**** EXTRACTED ENTRIES ****

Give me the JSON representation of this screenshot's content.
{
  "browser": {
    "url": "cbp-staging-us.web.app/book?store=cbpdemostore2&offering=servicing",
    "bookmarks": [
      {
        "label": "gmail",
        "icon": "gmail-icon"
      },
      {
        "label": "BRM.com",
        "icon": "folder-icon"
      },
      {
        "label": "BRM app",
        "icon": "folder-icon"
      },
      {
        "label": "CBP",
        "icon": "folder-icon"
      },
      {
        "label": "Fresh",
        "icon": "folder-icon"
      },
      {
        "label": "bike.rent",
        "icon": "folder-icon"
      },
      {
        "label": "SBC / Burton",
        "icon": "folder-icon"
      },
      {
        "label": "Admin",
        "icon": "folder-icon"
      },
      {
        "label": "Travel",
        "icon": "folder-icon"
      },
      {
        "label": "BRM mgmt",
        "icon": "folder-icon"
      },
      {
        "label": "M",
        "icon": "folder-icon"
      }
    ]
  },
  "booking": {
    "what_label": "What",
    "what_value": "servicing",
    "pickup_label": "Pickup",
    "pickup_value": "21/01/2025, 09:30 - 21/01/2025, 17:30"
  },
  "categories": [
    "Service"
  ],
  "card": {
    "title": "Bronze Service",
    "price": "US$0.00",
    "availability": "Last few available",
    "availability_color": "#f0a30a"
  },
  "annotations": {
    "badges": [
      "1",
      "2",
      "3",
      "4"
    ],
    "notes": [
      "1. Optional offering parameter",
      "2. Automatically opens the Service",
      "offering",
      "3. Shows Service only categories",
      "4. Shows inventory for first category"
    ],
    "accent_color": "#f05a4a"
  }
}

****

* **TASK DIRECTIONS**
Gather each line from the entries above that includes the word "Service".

* **SOLUTION TO THIS TASK**
    "Service"
    "title": "Bronze Service",
      "2. Automatically opens the Service",
      "3. Shows Service only categories",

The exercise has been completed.